December 31, 2007, 4:00 AM PST

While it started out in January 2007 as a traditional computer worm, Storm quickly emerged as a key element toward building one of the largest botnets active on the Internet today.

 Botnets, networks of compromised computers used for spreading spam and malicious software or attacking large corporations, easily became one of the biggest security stories of year. By June, Storm was estimated by SecureWorks to have compromised 1.7 million computers. There also emerged the possibility that state-sponsored malicious-software writers had targeted Estonia with one of the first cyberwars, an attack that included the use of botnets.

Fortunately, the FBI was on top of the botnet problem, announcing in June a few initial arrests as the result of Operation Bot Roast. One of those arrests was alleged spammer kingpin Robert Alan Soloway, who was sentenced in November, when the FBI announced even more arrests as part of Operation Bot Roast II. Overall, the yearlong operation uncovered more than $20 million in economic losses.

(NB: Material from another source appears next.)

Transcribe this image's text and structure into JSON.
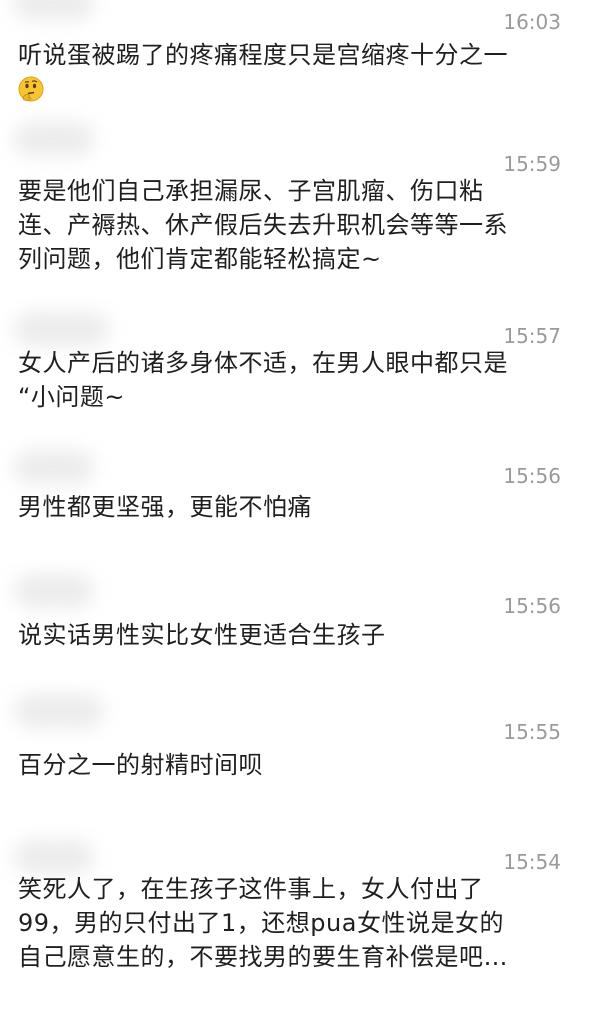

Experts say the rush to adopt Web 2.0 has left many Web sites vulnerable to malicious software that could lead to botnet creation. Flaws in Web 2.0 development was a theme again at this year's annual Black Hat gathering in Las Vegas.

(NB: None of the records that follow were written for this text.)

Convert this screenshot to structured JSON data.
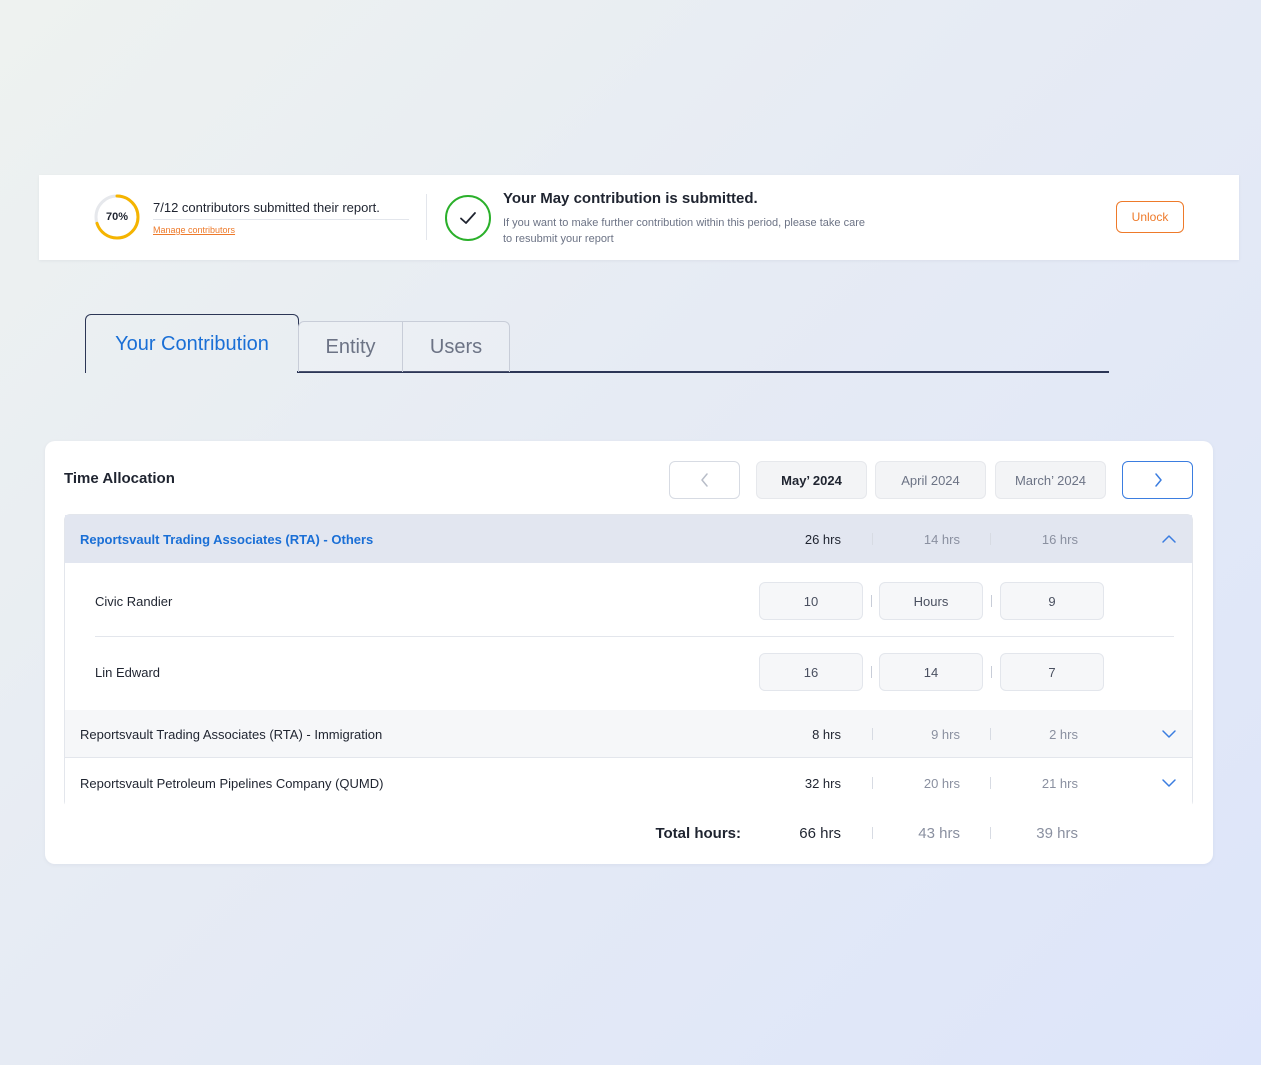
{
  "banner": {
    "progress_percent": 70,
    "progress_label": "70%",
    "contributors_summary": "7/12 contributors submitted their report.",
    "manage_link": "Manage contributors",
    "submitted_title": "Your May contribution is submitted.",
    "submitted_desc": "If you want to make further contribution within this period, please take care to resubmit your report",
    "unlock_label": "Unlock",
    "colors": {
      "progress": "#f5b400",
      "success": "#2bb02b",
      "accent": "#ee7a2a"
    }
  },
  "tabs": [
    {
      "label": "Your Contribution",
      "active": true
    },
    {
      "label": "Entity",
      "active": false
    },
    {
      "label": "Users",
      "active": false
    }
  ],
  "allocation": {
    "title": "Time Allocation",
    "prev_icon": "chevron-left-icon",
    "next_icon": "chevron-right-icon",
    "months": [
      {
        "label": "May’ 2024",
        "active": true
      },
      {
        "label": "April 2024",
        "active": false
      },
      {
        "label": "March’ 2024",
        "active": false
      }
    ],
    "entities": [
      {
        "name": "Reportsvault Trading Associates (RTA) - Others",
        "hours": [
          "26 hrs",
          "14 hrs",
          "16 hrs"
        ],
        "expanded": true,
        "people": [
          {
            "name": "Civic Randier",
            "values": [
              "10",
              "",
              "9"
            ],
            "placeholders": [
              "",
              "Hours",
              ""
            ]
          },
          {
            "name": "Lin Edward",
            "values": [
              "16",
              "14",
              "7"
            ],
            "placeholders": [
              "",
              "",
              ""
            ]
          }
        ]
      },
      {
        "name": "Reportsvault Trading Associates (RTA) - Immigration",
        "hours": [
          "8 hrs",
          "9 hrs",
          "2 hrs"
        ],
        "expanded": false
      },
      {
        "name": "Reportsvault Petroleum Pipelines Company (QUMD)",
        "hours": [
          "32 hrs",
          "20 hrs",
          "21 hrs"
        ],
        "expanded": false
      }
    ],
    "total_label": "Total hours:",
    "totals": [
      "66 hrs",
      "43 hrs",
      "39 hrs"
    ],
    "accent": "#1a6fd6"
  }
}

Indeed, criminals have resorted to using new strategies to infect computers; one method relies on first compromising legitimate Web sites, then leading users to servers hosting packaged malicious software. If a user, for instance, used Internet Explorer to view a compromised page, the malicious-software server would attempt to download specific exploits for that browser. Another recent example of using the Web to launch attacks included compromising popular MySpace.com pages.

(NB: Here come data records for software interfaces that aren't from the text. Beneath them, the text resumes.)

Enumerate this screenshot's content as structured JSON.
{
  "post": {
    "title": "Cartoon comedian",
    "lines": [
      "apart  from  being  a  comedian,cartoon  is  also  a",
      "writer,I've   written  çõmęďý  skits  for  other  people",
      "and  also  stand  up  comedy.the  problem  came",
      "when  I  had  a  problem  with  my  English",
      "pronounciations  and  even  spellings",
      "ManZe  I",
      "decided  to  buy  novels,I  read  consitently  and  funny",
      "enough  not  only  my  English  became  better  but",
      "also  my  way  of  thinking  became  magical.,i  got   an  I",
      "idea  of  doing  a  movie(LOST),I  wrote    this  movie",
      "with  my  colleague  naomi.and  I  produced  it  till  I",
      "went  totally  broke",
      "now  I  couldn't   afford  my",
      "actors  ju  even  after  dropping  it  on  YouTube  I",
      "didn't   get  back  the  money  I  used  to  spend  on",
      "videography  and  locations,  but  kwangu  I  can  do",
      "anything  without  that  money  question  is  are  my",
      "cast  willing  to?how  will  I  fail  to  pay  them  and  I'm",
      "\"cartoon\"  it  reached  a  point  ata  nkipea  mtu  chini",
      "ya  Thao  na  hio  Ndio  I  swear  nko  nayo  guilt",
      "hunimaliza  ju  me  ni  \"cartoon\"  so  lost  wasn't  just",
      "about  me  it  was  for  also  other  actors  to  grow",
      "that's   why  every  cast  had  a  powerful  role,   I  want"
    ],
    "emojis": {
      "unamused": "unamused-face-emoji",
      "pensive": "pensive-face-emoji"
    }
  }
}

The year also saw a sharp increase in the use by criminals of non-operating-system exploits. Common desktop applications such as Adobe Reader, Apple Quicktime, and Real Player have become the favorite targets of criminal hackers. At CanSecWest, an annual security conference in Vancouver, British Columbia, a zero-day flaw in Quicktime was used to hack into a MacBook, securing its discoverer a $10,000 prize.

Other Web attacks focused entirely on the increased use of Facebook, MySpace, and Gmail.

Second to botnets making headlines in 2007 was identity theft, leading off with the 47 million accounts that were compromised from TJX Companies, which operates such discount retail chains as T.J. Maxx and Marshalls. Authorities have since linked at least one Ukrainian man to the theft, and in September, TJX said it would offer discounts to customers in 2008.

Other data breaches making the news included, but were not limited to, Monster.com, Pfizer, and IBM.

The year also included several high-profile security company acquisitions. Cisco acquired Ironport, an e-mail security company; Hewlett-Packard acquired SPI Dynamics, a security research company; RSA acquired Tablus, an enterprise data loss prevention company; Google acquired GreenBorder, a safe-browsing company, and Postini, an e-mail security company; McAfee acquired ScanAlert, a security certification company, and SafeBoot, an enterprise data loss prevention company; and Symantec acquired Vontu, an enterprise data loss prevention company.

In 2007, CNET News.com produced two in-depth looks at security. First was the series "Wardens of the Web," which profiled the behind-the-scenes security people at Google, Yahoo, and Microsoft. The second--"Securing Microsoft: A long road"--was an inside look at how Microsoft's response to security threats has evolved over the years.